Exercise goal » Repeat the listing exactly, line by line.

Information supplied »
-*-

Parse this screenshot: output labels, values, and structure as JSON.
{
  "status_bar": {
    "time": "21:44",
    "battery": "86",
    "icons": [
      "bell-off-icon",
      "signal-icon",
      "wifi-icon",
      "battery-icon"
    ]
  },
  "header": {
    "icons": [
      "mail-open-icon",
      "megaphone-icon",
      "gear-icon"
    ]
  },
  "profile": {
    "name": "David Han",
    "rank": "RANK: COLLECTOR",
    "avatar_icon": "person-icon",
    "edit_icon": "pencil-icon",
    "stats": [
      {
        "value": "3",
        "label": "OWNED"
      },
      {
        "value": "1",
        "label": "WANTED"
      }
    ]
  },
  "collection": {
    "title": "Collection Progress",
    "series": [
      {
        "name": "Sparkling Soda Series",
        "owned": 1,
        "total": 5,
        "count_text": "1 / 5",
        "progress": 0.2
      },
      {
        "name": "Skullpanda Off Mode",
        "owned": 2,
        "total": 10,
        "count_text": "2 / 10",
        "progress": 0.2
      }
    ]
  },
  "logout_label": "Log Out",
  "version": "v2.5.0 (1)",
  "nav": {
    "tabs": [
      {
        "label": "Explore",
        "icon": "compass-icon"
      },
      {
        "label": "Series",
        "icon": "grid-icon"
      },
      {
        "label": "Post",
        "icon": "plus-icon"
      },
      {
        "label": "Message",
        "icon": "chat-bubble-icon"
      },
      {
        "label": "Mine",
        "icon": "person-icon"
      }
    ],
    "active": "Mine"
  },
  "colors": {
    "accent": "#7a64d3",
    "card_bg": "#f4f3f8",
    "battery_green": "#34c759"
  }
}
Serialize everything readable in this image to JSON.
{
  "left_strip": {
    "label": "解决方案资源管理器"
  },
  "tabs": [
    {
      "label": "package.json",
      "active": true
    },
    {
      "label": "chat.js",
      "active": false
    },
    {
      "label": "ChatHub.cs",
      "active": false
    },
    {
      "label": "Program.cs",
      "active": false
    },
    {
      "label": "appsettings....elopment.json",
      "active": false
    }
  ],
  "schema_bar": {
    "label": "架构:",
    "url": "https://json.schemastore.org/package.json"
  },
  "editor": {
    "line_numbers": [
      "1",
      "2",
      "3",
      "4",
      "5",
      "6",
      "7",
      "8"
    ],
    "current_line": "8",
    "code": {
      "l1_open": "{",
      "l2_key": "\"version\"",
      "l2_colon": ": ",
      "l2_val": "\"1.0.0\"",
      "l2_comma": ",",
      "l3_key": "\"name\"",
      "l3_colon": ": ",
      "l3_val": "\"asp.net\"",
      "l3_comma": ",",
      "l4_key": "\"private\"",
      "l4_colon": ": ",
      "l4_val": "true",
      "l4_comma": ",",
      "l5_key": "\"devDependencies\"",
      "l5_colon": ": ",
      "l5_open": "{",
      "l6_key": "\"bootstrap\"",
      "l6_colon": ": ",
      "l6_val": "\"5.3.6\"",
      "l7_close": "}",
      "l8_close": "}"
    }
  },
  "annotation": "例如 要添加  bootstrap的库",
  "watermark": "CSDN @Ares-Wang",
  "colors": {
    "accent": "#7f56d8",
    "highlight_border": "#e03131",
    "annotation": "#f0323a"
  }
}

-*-

Written answer »
Parse this screenshot: output labels, values, and structure as JSON.
{
  "status_bar": {
    "time": "21:44",
    "battery": "86",
    "icons": [
      "bell-off-icon",
      "signal-icon",
      "wifi-icon",
      "battery-icon"
    ]
  },
  "header": {
    "icons": [
      "mail-open-icon",
      "megaphone-icon",
      "gear-icon"
    ]
  },
  "profile": {
    "name": "David Han",
    "rank": "RANK: COLLECTOR",
    "avatar_icon": "person-icon",
    "edit_icon": "pencil-icon",
    "stats": [
      {
        "value": "3",
        "label": "OWNED"
      },
      {
        "value": "1",
        "label": "WANTED"
      }
    ]
  },
  "collection": {
    "title": "Collection Progress",
    "series": [
      {
        "name": "Sparkling Soda Series",
        "owned": 1,
        "total": 5,
        "count_text": "1 / 5",
        "progress": 0.2
      },
      {
        "name": "Skullpanda Off Mode",
        "owned": 2,
        "total": 10,
        "count_text": "2 / 10",
        "progress": 0.2
      }
    ]
  },
  "logout_label": "Log Out",
  "version": "v2.5.0 (1)",
  "nav": {
    "tabs": [
      {
        "label": "Explore",
        "icon": "compass-icon"
      },
      {
        "label": "Series",
        "icon": "grid-icon"
      },
      {
        "label": "Post",
        "icon": "plus-icon"
      },
      {
        "label": "Message",
        "icon": "chat-bubble-icon"
      },
      {
        "label": "Mine",
        "icon": "person-icon"
      }
    ],
    "active": "Mine"
  },
  "colors": {
    "accent": "#7a64d3",
    "card_bg": "#f4f3f8",
    "battery_green": "#34c759"
  }
}
Serialize everything readable in this image to JSON.
{
  "left_strip": {
    "label": "解决方案资源管理器"
  },
  "tabs": [
    {
      "label": "package.json",
      "active": true
    },
    {
      "label": "chat.js",
      "active": false
    },
    {
      "label": "ChatHub.cs",
      "active": false
    },
    {
      "label": "Program.cs",
      "active": false
    },
    {
      "label": "appsettings....elopment.json",
      "active": false
    }
  ],
  "schema_bar": {
    "label": "架构:",
    "url": "https://json.schemastore.org/package.json"
  },
  "editor": {
    "line_numbers": [
      "1",
      "2",
      "3",
      "4",
      "5",
      "6",
      "7",
      "8"
    ],
    "current_line": "8",
    "code": {
      "l1_open": "{",
      "l2_key": "\"version\"",
      "l2_colon": ": ",
      "l2_val": "\"1.0.0\"",
      "l2_comma": ",",
      "l3_key": "\"name\"",
      "l3_colon": ": ",
      "l3_val": "\"asp.net\"",
      "l3_comma": ",",
      "l4_key": "\"private\"",
      "l4_colon": ": ",
      "l4_val": "true",
      "l4_comma": ",",
      "l5_key": "\"devDependencies\"",
      "l5_colon": ": ",
      "l5_open": "{",
      "l6_key": "\"bootstrap\"",
      "l6_colon": ": ",
      "l6_val": "\"5.3.6\"",
      "l7_close": "}",
      "l8_close": "}"
    }
  },
  "annotation": "例如 要添加  bootstrap的库",
  "watermark": "CSDN @Ares-Wang",
  "colors": {
    "accent": "#7f56d8",
    "highlight_border": "#e03131",
    "annotation": "#f0323a"
  }
}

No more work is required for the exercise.